How Many Calories Do I Need In My 50’s?
Women over age 50 need 1,600 to 2,200 calories per day to maintain a healthy weight, depending on their activity level. For weight loss, diets containing 1,000 to 1,600 calories per day are usually suitable for overweight or obese women, but your doctor will take into account your typical activity, BMI (Body Mass Index), and existing medical conditions before making a recommendation.
For a man over age 50, the calories needed range from 2,000 to 2,800, depending on activity level.
How Do I Lose Weight After 50?
For rapid weight loss, if that’s your goal, I strongly recommend that you look into medical weight loss after 50. A doctor’s supervision will ensure that you lose the excess weight fast and keep it off, without risking your health in the process. Losing excess weight after age 50 involves significant health benefits, including reduced chronic disease risks.
As menopause begins, and ovaries produce fewer female hormones, women tend to see some fat stored in their hips and thighs decline. However, this is countered by more fat in the stomach area. Decreases in hormones often lead to increased appetite, and it’s very important to establish healthy snacking habits.
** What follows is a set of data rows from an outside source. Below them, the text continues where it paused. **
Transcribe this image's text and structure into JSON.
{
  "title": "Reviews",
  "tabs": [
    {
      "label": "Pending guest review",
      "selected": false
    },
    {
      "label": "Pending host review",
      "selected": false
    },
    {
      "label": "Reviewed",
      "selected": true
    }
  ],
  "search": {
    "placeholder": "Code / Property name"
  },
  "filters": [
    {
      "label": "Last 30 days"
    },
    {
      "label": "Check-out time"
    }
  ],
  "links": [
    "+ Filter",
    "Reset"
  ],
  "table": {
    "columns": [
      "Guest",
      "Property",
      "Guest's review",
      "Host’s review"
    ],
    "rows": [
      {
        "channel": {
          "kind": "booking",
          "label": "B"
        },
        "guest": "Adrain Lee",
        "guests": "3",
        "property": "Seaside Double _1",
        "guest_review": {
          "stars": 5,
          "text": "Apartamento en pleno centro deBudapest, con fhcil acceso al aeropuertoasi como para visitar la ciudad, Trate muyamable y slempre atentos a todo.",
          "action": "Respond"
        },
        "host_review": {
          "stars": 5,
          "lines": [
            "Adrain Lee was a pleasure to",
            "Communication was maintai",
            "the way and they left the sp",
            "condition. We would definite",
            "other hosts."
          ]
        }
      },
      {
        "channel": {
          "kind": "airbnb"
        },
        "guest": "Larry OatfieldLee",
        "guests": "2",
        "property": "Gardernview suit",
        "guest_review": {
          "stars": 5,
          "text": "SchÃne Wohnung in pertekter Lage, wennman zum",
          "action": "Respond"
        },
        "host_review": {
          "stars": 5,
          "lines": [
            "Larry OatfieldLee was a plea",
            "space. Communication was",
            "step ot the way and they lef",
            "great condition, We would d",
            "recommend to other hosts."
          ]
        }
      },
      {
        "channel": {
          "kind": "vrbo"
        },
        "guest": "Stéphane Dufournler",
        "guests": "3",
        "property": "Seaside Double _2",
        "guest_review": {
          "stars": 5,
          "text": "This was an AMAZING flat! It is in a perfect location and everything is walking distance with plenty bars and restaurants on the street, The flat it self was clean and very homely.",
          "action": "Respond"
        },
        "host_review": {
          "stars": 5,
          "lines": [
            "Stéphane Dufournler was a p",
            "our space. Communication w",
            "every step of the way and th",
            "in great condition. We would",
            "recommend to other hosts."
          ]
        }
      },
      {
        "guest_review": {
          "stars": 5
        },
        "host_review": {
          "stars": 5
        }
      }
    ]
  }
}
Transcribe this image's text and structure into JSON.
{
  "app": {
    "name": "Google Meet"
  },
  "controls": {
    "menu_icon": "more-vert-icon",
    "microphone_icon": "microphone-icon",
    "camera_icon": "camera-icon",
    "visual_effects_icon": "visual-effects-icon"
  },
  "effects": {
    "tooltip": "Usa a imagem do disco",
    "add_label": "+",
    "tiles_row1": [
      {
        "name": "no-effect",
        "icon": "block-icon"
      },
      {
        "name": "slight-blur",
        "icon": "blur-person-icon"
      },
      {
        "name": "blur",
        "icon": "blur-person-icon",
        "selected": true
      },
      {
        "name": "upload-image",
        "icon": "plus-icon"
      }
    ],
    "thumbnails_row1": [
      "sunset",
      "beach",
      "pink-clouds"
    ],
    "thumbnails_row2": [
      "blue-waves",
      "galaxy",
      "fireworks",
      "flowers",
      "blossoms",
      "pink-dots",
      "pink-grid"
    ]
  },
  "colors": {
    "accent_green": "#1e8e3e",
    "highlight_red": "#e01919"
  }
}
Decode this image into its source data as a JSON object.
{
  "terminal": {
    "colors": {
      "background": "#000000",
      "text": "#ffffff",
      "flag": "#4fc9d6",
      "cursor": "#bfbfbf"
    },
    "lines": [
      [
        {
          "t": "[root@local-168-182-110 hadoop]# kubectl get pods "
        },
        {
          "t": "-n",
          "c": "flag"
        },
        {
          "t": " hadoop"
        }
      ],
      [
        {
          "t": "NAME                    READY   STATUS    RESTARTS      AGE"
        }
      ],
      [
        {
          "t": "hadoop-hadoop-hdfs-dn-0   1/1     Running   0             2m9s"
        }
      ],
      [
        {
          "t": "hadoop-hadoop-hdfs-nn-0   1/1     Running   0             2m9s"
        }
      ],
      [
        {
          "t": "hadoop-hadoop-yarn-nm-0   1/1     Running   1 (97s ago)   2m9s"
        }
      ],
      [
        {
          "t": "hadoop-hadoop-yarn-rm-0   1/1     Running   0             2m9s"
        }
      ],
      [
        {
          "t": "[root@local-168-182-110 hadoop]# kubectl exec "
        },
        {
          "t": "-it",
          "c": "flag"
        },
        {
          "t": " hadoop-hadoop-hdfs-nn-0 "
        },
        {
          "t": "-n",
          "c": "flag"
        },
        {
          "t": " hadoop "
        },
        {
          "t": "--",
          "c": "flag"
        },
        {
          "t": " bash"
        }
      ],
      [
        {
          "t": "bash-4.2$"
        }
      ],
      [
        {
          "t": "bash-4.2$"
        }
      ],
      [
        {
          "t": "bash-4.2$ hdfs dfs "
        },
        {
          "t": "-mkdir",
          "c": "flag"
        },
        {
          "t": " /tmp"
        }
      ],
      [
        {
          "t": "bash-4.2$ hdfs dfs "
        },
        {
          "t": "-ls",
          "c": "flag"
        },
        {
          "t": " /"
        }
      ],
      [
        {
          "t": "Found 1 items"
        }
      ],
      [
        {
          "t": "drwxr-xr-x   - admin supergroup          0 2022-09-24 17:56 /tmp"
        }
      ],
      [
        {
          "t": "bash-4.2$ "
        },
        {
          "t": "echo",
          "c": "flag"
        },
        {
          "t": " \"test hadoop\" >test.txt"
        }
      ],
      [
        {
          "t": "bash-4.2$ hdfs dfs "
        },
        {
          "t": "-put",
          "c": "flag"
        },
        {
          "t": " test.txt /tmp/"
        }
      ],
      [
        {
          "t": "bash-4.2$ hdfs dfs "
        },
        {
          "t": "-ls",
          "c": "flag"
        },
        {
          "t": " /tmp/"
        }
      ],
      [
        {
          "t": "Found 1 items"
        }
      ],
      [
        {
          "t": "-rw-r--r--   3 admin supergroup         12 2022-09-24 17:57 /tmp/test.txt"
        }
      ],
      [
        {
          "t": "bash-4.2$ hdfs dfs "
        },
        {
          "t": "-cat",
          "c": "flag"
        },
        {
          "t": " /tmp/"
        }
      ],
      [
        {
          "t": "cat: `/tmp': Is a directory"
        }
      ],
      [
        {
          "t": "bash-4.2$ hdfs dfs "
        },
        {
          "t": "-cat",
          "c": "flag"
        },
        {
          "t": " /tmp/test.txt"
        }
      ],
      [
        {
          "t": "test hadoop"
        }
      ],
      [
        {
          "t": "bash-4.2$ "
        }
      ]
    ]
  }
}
Both women and men can be more prone to water retention, and both naturally need a little less energy, and tend to store excess calories, (especially calories from carbs) as fat. This means that even if you eat exactly the same as previously, you may start to put on weight. It makes sense – your metabolic rate has decreased, and you just don’t need the same amount of calories that you did in your 20’s and 30’s.
Watch Portion Sizes
Don’t give up foods you like, but be conscious of portion sizes. You can always go back for more if you really want it, but try serving a little less, and perhaps choosing a smaller plate to serve on. Drinking two glasses of cold water and/or a glass of chilled vegetable juice before each meal has been proven to be a great help in reducing weight, because you’ll feel fuller faster.
Learning to eat clean is a great start, but if your portion sizes are out of control, you can still gain weight on a diet made up entirely of healthy choices.
Exercise doesn’t have to hurt, and it shouldn’t be grueling (unless that’s your thing). Researchers from Penn State University recently published a study which found that women aged 40 to 60 feel more confident and energized after a half hour of moderate exercise, compared to those who had a more strenuous workout.
This is a great time to pick up a sport, such as golf or curling, or an exercise activity you haven’t tried before. The non-profit Daoist Tai Chi organization offers excellent beginner’s courses in Tai Chi, worldwide. They can often accommodate you even if you have a disability that might keep you out of other exercise programs. Check out some of the other gentle exercise programs I’ve previously written about, or pick something from this list:
12 Exercises to Try After 50
- Tai Chi
- Elliptical training
- Free weights (particularly good for building or maintaining muscle mass)
- Whole Body Vibration (brands include Power Plate, Soloflex and others)
Add a Good Habit
There are a number of small changes which you can make that really add up to weight loss over time. A couple of my favourite simple slimming tricks include:
- Drop the soda pop habit, and replace it with chilled herbal teas
- Take up drinking green tea, a great weight loss aid
- Give up snacking in front of the TV, especially within 3 hours of bedtime
- Replace sweetening tea or coffee with sugar, with a zero-calorie sweetener such as Stevia
- Take a quality multivitamin every day
- Eat legumes (beans, lentils, etc) and other slow-carbs more often
Watch Out For Emotional Eating
Sad, mad, glad – do you grab for chips and fast food, sweets or salty snacks when you’re upset, bored, or celebrating? Somehow, most of us don’t seem to reach for the green smoothies or salads at these moments. Awareness is important.
A handful of nuts or a couple of squares of dark chocolate is fine – a half dozen doughnuts, not so much. So plan in advance, and have healthy treats such as Kind Bars available for these moments. Widely available (try Walmart), these can be great weight loss aids. Keep one in your purse or glove box, one in the pantry, and you’ll have a treat that’s a healthy snack which is easy to choose in those moments.
You may also want to read my article on how losing weight will probably help you live longer.